To do » Give back all the data exactly as it was written.

++++ Supplied records ++++

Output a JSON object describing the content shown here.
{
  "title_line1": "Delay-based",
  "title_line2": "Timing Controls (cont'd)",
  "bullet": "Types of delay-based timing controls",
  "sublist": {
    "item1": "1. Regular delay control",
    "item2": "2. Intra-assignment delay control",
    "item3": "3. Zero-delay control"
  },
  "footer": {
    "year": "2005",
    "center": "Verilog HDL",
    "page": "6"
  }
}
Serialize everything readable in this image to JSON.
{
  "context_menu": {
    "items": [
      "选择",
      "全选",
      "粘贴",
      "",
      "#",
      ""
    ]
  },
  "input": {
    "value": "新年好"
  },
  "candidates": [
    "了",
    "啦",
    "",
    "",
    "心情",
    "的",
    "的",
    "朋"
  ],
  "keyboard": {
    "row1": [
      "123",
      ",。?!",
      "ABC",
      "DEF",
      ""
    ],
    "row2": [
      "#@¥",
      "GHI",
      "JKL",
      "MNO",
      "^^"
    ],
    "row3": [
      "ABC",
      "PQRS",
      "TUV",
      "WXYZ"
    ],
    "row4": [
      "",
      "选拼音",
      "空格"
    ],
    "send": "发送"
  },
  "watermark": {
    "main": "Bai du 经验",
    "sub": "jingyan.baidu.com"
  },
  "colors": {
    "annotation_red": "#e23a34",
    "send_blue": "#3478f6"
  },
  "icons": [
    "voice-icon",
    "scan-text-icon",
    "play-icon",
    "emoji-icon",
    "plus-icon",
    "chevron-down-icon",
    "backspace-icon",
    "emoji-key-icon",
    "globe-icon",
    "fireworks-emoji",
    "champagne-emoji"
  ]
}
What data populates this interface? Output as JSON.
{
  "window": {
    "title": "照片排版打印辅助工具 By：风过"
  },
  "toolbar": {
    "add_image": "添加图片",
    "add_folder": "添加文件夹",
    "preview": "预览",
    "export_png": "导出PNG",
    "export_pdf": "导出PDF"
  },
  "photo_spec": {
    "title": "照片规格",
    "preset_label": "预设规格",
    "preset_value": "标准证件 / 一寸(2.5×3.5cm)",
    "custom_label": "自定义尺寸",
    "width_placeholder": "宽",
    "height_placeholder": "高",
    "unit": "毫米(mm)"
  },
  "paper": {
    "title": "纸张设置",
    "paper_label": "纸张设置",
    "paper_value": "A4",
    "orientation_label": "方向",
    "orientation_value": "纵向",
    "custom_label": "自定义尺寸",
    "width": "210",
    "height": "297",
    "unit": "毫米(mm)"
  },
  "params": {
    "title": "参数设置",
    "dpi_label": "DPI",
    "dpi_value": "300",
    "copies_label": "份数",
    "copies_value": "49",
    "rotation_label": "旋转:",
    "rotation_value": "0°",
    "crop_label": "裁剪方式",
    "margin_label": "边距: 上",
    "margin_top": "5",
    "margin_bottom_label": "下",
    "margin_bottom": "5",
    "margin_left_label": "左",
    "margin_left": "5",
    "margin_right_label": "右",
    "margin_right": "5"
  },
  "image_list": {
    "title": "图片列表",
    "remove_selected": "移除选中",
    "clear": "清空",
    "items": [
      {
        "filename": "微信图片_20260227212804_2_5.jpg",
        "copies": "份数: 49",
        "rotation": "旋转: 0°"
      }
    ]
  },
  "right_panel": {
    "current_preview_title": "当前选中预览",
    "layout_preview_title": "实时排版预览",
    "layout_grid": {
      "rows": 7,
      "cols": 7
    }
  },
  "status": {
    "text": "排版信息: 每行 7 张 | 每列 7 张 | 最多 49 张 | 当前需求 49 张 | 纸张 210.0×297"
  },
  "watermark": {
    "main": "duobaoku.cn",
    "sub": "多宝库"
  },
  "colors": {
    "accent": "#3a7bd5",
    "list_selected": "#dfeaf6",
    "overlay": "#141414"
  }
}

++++

The completed task »
Output a JSON object describing the content shown here.
{
  "title_line1": "Delay-based",
  "title_line2": "Timing Controls (cont'd)",
  "bullet": "Types of delay-based timing controls",
  "sublist": {
    "item1": "1. Regular delay control",
    "item2": "2. Intra-assignment delay control",
    "item3": "3. Zero-delay control"
  },
  "footer": {
    "year": "2005",
    "center": "Verilog HDL",
    "page": "6"
  }
}
Serialize everything readable in this image to JSON.
{
  "context_menu": {
    "items": [
      "选择",
      "全选",
      "粘贴",
      "",
      "#",
      ""
    ]
  },
  "input": {
    "value": "新年好"
  },
  "candidates": [
    "了",
    "啦",
    "",
    "",
    "心情",
    "的",
    "的",
    "朋"
  ],
  "keyboard": {
    "row1": [
      "123",
      ",。?!",
      "ABC",
      "DEF",
      ""
    ],
    "row2": [
      "#@¥",
      "GHI",
      "JKL",
      "MNO",
      "^^"
    ],
    "row3": [
      "ABC",
      "PQRS",
      "TUV",
      "WXYZ"
    ],
    "row4": [
      "",
      "选拼音",
      "空格"
    ],
    "send": "发送"
  },
  "watermark": {
    "main": "Bai du 经验",
    "sub": "jingyan.baidu.com"
  },
  "colors": {
    "annotation_red": "#e23a34",
    "send_blue": "#3478f6"
  },
  "icons": [
    "voice-icon",
    "scan-text-icon",
    "play-icon",
    "emoji-icon",
    "plus-icon",
    "chevron-down-icon",
    "backspace-icon",
    "emoji-key-icon",
    "globe-icon",
    "fireworks-emoji",
    "champagne-emoji"
  ]
}
What data populates this interface? Output as JSON.
{
  "window": {
    "title": "照片排版打印辅助工具 By：风过"
  },
  "toolbar": {
    "add_image": "添加图片",
    "add_folder": "添加文件夹",
    "preview": "预览",
    "export_png": "导出PNG",
    "export_pdf": "导出PDF"
  },
  "photo_spec": {
    "title": "照片规格",
    "preset_label": "预设规格",
    "preset_value": "标准证件 / 一寸(2.5×3.5cm)",
    "custom_label": "自定义尺寸",
    "width_placeholder": "宽",
    "height_placeholder": "高",
    "unit": "毫米(mm)"
  },
  "paper": {
    "title": "纸张设置",
    "paper_label": "纸张设置",
    "paper_value": "A4",
    "orientation_label": "方向",
    "orientation_value": "纵向",
    "custom_label": "自定义尺寸",
    "width": "210",
    "height": "297",
    "unit": "毫米(mm)"
  },
  "params": {
    "title": "参数设置",
    "dpi_label": "DPI",
    "dpi_value": "300",
    "copies_label": "份数",
    "copies_value": "49",
    "rotation_label": "旋转:",
    "rotation_value": "0°",
    "crop_label": "裁剪方式",
    "margin_label": "边距: 上",
    "margin_top": "5",
    "margin_bottom_label": "下",
    "margin_bottom": "5",
    "margin_left_label": "左",
    "margin_left": "5",
    "margin_right_label": "右",
    "margin_right": "5"
  },
  "image_list": {
    "title": "图片列表",
    "remove_selected": "移除选中",
    "clear": "清空",
    "items": [
      {
        "filename": "微信图片_20260227212804_2_5.jpg",
        "copies": "份数: 49",
        "rotation": "旋转: 0°"
      }
    ]
  },
  "right_panel": {
    "current_preview_title": "当前选中预览",
    "layout_preview_title": "实时排版预览",
    "layout_grid": {
      "rows": 7,
      "cols": 7
    }
  },
  "status": {
    "text": "排版信息: 每行 7 张 | 每列 7 张 | 最多 49 张 | 当前需求 49 张 | 纸张 210.0×297"
  },
  "watermark": {
    "main": "duobaoku.cn",
    "sub": "多宝库"
  },
  "colors": {
    "accent": "#3a7bd5",
    "list_selected": "#dfeaf6",
    "overlay": "#141414"
  }
}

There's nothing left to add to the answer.